GH: I don’t want to comment too much on this because we are just starting the process with respect to the Gen3 car and how do we formulate the technical rules, the technical roadmap for the car itself and, ultimately, what the car will look like. Will it look very different from the Gen2 car? Clearly, there will always be a drive for Power Train. It’s a Power Train formula, first and foremost that is different from other forms of motorsport where tyre performance and aerodynamic performance is less critical in the overall context of what we’re trying to achieve as a series, and as a sport.

This is all about Power Train and Power Train improvement and so I would expect to see the next generation of battery, the next generation of Power Train in terms of efficiency, overall power, packaging, weight, all of those things which we deal with every single day to advance. But we are just starting out down the road of that Gen3 car and what it may look like from a visual perspective, what technology it may have under the hood, what battery it will have, and I think it’s going to be an exciting journey but it’s a journey we are just starting.

How do you think Formula E championship will look like in 2025-2030? Will the championship become the most prestigious series in the world or will it remain in its own niche?

GH: Again, an interesting question. I suppose if we look beyond Generation 3, clearly the automotive industry is on the cusp of change. We as Formula E are trailblazers in the context of EV racing and now we’ve got a support series in terms of the Jaguar iPace. It’s a long way off in terms of technology and we have a roadmap as a team, as a manufacturer and the FIA has a road map of where the series is going to be. I suppose ultimately, we will follow the technology trail again particularly with respect to battery technology. In nice, simple terms, within four years we have almost been able to almost double the energy density of our battery that we use in Formula E and that’s a quantum step really in terms of battery technology.

It’s very difficult to forecast where we may be in five, six, seven years. Clearly, we will have more efficiency, we will have higher energy densities, we will have higher power densities, we will have reduced weight. Other than that, it is very difficult to predict what the shape of the car will be. I suppose to finish the question off, will we ever be as quick as a Formula One car, will we be as exciting as Formula One racing has been in the past? We will just have to watch this space!
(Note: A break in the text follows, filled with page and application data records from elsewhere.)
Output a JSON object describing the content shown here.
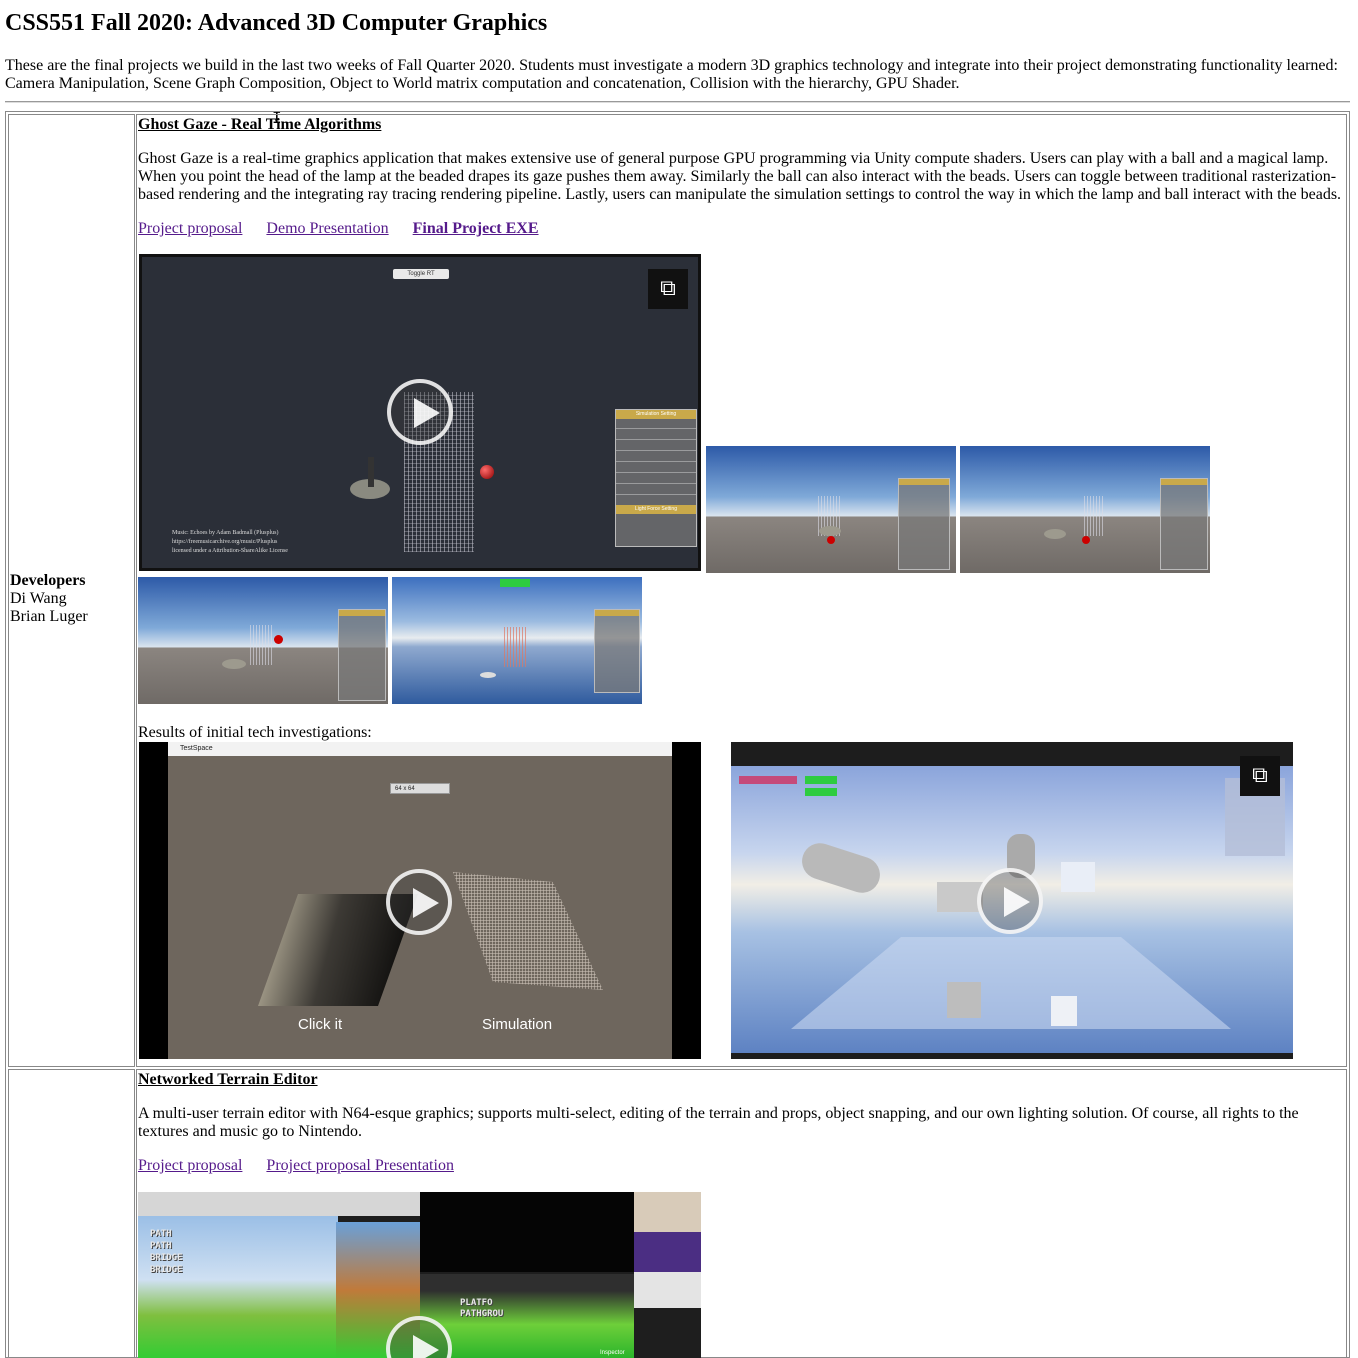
{
  "page": {
    "title": "CSS551 Fall 2020: Advanced 3D Computer Graphics",
    "intro": "These are the final projects we build in the last two weeks of Fall Quarter 2020. Students must investigate a modern 3D graphics technology and integrate into their project demonstrating functionality learned: Camera Manipulation, Scene Graph Composition, Object to World matrix computation and concatenation, Collision with the hierarchy, GPU Shader."
  },
  "projects": [
    {
      "developers_heading": "Developers",
      "developers": [
        "Di Wang",
        "Brian Luger"
      ],
      "title": "Ghost Gaze - Real Time Algorithms",
      "description": "Ghost Gaze is a real-time graphics application that makes extensive use of general purpose GPU programming via Unity compute shaders. Users can play with a ball and a magical lamp. When you point the head of the lamp at the beaded drapes its gaze pushes them away. Similarly the ball can also interact with the beads. Users can toggle between traditional rasterization-based rendering and the integrating ray tracing rendering pipeline. Lastly, users can manipulate the simulation settings to control the way in which the lamp and ball interact with the beads.",
      "links": [
        "Project proposal",
        "Demo Presentation",
        "Final Project EXE"
      ],
      "video_overlay": {
        "toggle_label": "Toggle RT",
        "credits": [
          "Music: Echoes by Adam Badmall (Plusplus)",
          "https://freemusicarchive.org/music/Plusplus",
          "licensed under a Attribution-ShareAlike License"
        ],
        "panel_heading_1": "Simulation Setting",
        "panel_heading_2": "Light Force Setting"
      },
      "investigations_caption": "Results of initial tech investigations:",
      "investigation_video_1": {
        "window_title": "TestSpace",
        "dropdown": "64 x 64",
        "label_left": "Click it",
        "label_right": "Simulation"
      }
    },
    {
      "title": "Networked Terrain Editor",
      "description": "A multi-user terrain editor with N64-esque graphics; supports multi-select, editing of the terrain and props, object snapping, and our own lighting solution. Of course, all rights to the textures and music go to Nintendo.",
      "links": [
        "Project proposal",
        "Project proposal Presentation"
      ],
      "thumb_labels": [
        "PATH",
        "PATH",
        "BRIDGE",
        "BRIDGE",
        "PLATFO",
        "PATHGROU",
        "Inspector"
      ]
    }
  ],
  "icons": {
    "play": "play-icon",
    "external": "external-link-icon",
    "external_glyph": "⧉"
  },
  "colors": {
    "visited_link": "#551a8b",
    "border": "#888888",
    "panel_header": "#c9a94a"
  }
}
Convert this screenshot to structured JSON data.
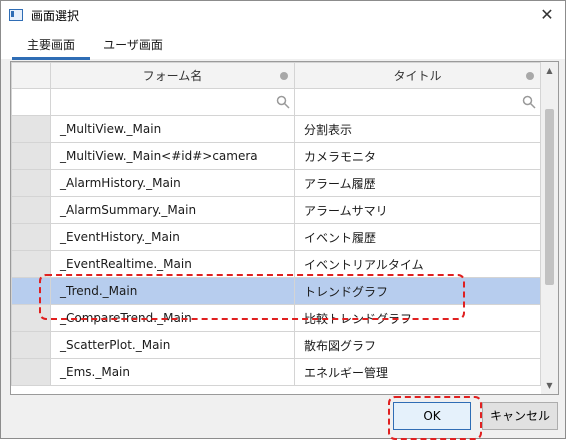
{
  "window": {
    "title": "画面選択",
    "close_label": "✕"
  },
  "tabs": [
    {
      "label": "主要画面",
      "active": true
    },
    {
      "label": "ユーザ画面",
      "active": false
    }
  ],
  "grid": {
    "columns": [
      "フォーム名",
      "タイトル"
    ],
    "rows": [
      {
        "form": "_MultiView._Main",
        "title": "分割表示"
      },
      {
        "form": "_MultiView._Main<#id#>camera",
        "title": "カメラモニタ"
      },
      {
        "form": "_AlarmHistory._Main",
        "title": "アラーム履歴"
      },
      {
        "form": "_AlarmSummary._Main",
        "title": "アラームサマリ"
      },
      {
        "form": "_EventHistory._Main",
        "title": "イベント履歴"
      },
      {
        "form": "_EventRealtime._Main",
        "title": "イベントリアルタイム"
      },
      {
        "form": "_Trend._Main",
        "title": "トレンドグラフ"
      },
      {
        "form": "_CompareTrend._Main",
        "title": "比較トレンドグラフ"
      },
      {
        "form": "_ScatterPlot._Main",
        "title": "散布図グラフ"
      },
      {
        "form": "_Ems._Main",
        "title": "エネルギー管理"
      }
    ],
    "selected_index": 6
  },
  "buttons": {
    "ok_label": "OK",
    "cancel_label": "キャンセル"
  },
  "colors": {
    "selection": "#b7cdee",
    "accent": "#2f6db5",
    "annotation": "#e02020"
  }
}
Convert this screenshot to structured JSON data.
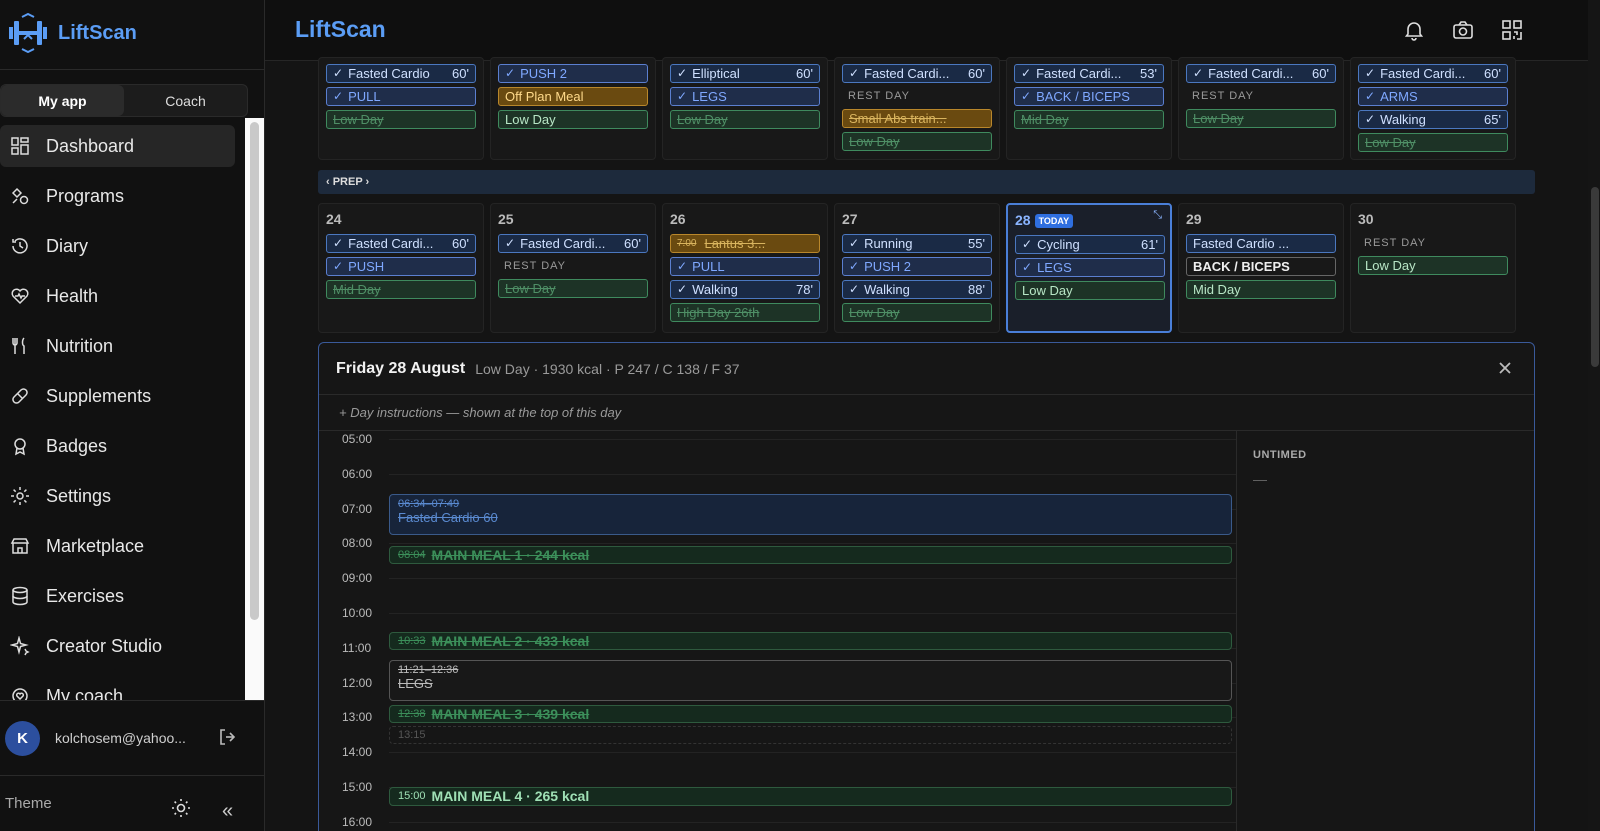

Parts of this interview appeared on
Stay tuned for the second part of this interview in which Gerry Hughes talks about what makes a good Formula E driver.

Guennadi Moukine

Motorsport Technology Editor.